### PROBLEM
Reproduce the entries verbatim; no pictures.

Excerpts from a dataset
______________________________

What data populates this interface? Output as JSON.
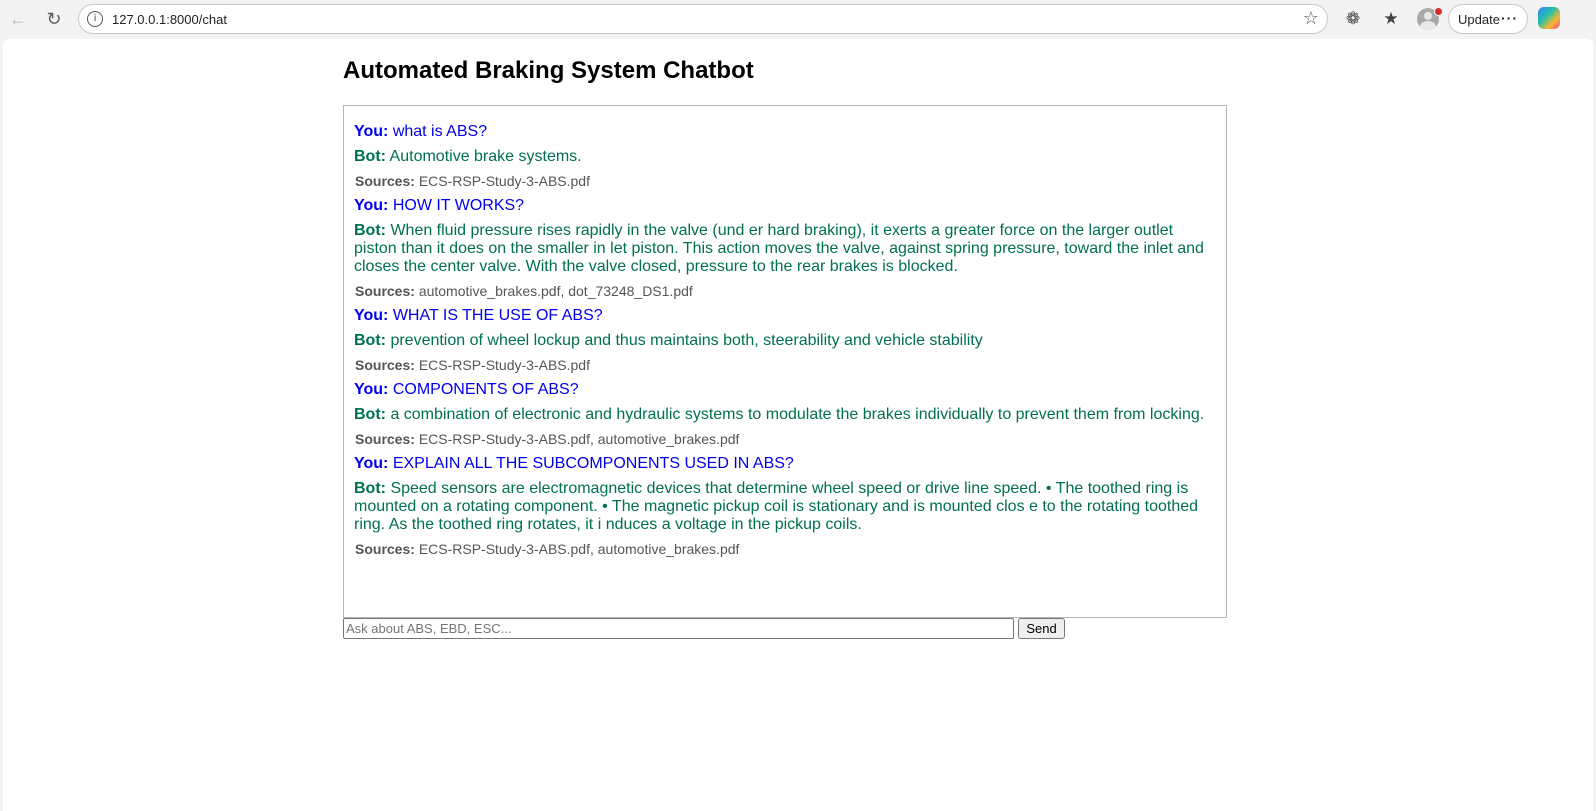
{
  "browser": {
    "url": "127.0.0.1:8000/chat",
    "update_label": "Update",
    "more_label": "···"
  },
  "page": {
    "title": "Automated Braking System Chatbot"
  },
  "labels": {
    "user": "You:",
    "bot": "Bot:",
    "sources": "Sources:"
  },
  "messages": [
    {
      "user": "what is ABS?",
      "bot": "Automotive brake systems.",
      "sources": "ECS-RSP-Study-3-ABS.pdf"
    },
    {
      "user": "HOW IT WORKS?",
      "bot": "When fluid pressure rises rapidly in the valve (und er hard braking), it exerts a greater force on the larger outlet piston than it does on the smaller in let piston. This action moves the valve, against spring pressure, toward the inlet and closes the center valve. With the valve closed, pressure to the rear brakes is blocked.",
      "sources": "automotive_brakes.pdf, dot_73248_DS1.pdf"
    },
    {
      "user": "WHAT IS THE USE OF ABS?",
      "bot": "prevention of wheel lockup and thus maintains both, steerability and vehicle stability",
      "sources": "ECS-RSP-Study-3-ABS.pdf"
    },
    {
      "user": "COMPONENTS OF ABS?",
      "bot": "a combination of electronic and hydraulic systems to modulate the brakes individually to prevent them from locking.",
      "sources": "ECS-RSP-Study-3-ABS.pdf, automotive_brakes.pdf"
    },
    {
      "user": "EXPLAIN ALL THE SUBCOMPONENTS USED IN ABS?",
      "bot": "Speed sensors are electromagnetic devices that determine wheel speed or drive line speed. • The toothed ring is mounted on a rotating component. • The magnetic pickup coil is stationary and is mounted clos e to the rotating toothed ring. As the toothed ring rotates, it i nduces a voltage in the pickup coils.",
      "sources": "ECS-RSP-Study-3-ABS.pdf, automotive_brakes.pdf"
    }
  ],
  "input": {
    "placeholder": "Ask about ABS, EBD, ESC...",
    "value": ""
  },
  "send_label": "Send",
  "colors": {
    "user_text": "#0000ee",
    "bot_text": "#007050",
    "sources_text": "#555555"
  }
}
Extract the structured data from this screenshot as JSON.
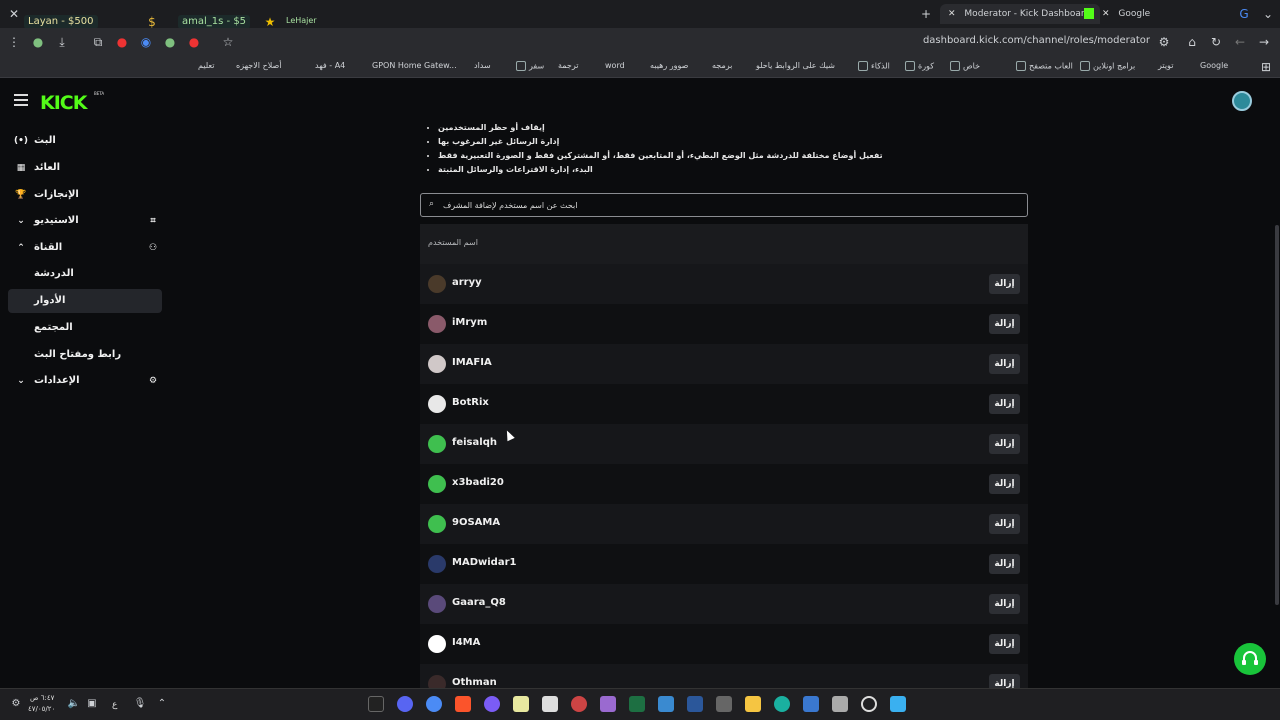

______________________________

### FINISHED TASK
What data populates this interface? Output as JSON.
{
  "browser": {
    "url": "127.0.0.1:8000/chat",
    "update_label": "Update",
    "more_label": "···"
  },
  "page": {
    "title": "Automated Braking System Chatbot"
  },
  "labels": {
    "user": "You:",
    "bot": "Bot:",
    "sources": "Sources:"
  },
  "messages": [
    {
      "user": "what is ABS?",
      "bot": "Automotive brake systems.",
      "sources": "ECS-RSP-Study-3-ABS.pdf"
    },
    {
      "user": "HOW IT WORKS?",
      "bot": "When fluid pressure rises rapidly in the valve (und er hard braking), it exerts a greater force on the larger outlet piston than it does on the smaller in let piston. This action moves the valve, against spring pressure, toward the inlet and closes the center valve. With the valve closed, pressure to the rear brakes is blocked.",
      "sources": "automotive_brakes.pdf, dot_73248_DS1.pdf"
    },
    {
      "user": "WHAT IS THE USE OF ABS?",
      "bot": "prevention of wheel lockup and thus maintains both, steerability and vehicle stability",
      "sources": "ECS-RSP-Study-3-ABS.pdf"
    },
    {
      "user": "COMPONENTS OF ABS?",
      "bot": "a combination of electronic and hydraulic systems to modulate the brakes individually to prevent them from locking.",
      "sources": "ECS-RSP-Study-3-ABS.pdf, automotive_brakes.pdf"
    },
    {
      "user": "EXPLAIN ALL THE SUBCOMPONENTS USED IN ABS?",
      "bot": "Speed sensors are electromagnetic devices that determine wheel speed or drive line speed. • The toothed ring is mounted on a rotating component. • The magnetic pickup coil is stationary and is mounted clos e to the rotating toothed ring. As the toothed ring rotates, it i nduces a voltage in the pickup coils.",
      "sources": "ECS-RSP-Study-3-ABS.pdf, automotive_brakes.pdf"
    }
  ],
  "input": {
    "placeholder": "Ask about ABS, EBD, ESC...",
    "value": ""
  },
  "send_label": "Send",
  "colors": {
    "user_text": "#0000ee",
    "bot_text": "#007050",
    "sources_text": "#555555"
  }
}
Extract the structured data from this screenshot as JSON.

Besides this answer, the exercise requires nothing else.